→ Dataset extract

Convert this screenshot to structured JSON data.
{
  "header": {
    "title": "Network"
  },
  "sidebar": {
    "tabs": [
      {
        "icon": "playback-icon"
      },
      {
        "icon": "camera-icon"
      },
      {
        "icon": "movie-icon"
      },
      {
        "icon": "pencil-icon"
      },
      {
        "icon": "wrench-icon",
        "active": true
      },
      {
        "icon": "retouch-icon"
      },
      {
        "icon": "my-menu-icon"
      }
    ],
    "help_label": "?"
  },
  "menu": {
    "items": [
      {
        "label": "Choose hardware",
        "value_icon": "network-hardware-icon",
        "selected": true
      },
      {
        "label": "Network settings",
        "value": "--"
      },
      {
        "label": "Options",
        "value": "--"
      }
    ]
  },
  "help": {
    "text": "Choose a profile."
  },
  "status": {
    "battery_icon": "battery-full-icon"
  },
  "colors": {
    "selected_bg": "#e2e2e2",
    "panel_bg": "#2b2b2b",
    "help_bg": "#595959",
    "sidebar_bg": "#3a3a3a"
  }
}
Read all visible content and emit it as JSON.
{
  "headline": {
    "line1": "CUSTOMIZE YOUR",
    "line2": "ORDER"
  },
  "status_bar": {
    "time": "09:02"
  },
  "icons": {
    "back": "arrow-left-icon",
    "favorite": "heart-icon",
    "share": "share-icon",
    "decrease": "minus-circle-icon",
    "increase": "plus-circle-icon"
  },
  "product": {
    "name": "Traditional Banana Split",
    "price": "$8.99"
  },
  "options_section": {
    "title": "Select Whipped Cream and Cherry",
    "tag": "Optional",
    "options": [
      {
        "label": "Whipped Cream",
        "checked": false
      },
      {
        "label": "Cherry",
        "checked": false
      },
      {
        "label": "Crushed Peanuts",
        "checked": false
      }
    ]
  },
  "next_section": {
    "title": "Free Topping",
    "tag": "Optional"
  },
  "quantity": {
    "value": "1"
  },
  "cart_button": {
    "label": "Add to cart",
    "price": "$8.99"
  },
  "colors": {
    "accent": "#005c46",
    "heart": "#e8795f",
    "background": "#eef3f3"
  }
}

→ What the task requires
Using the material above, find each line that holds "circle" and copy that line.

→ Response to the task
    "decrease": "minus-circle-icon",
    "increase": "plus-circle-icon"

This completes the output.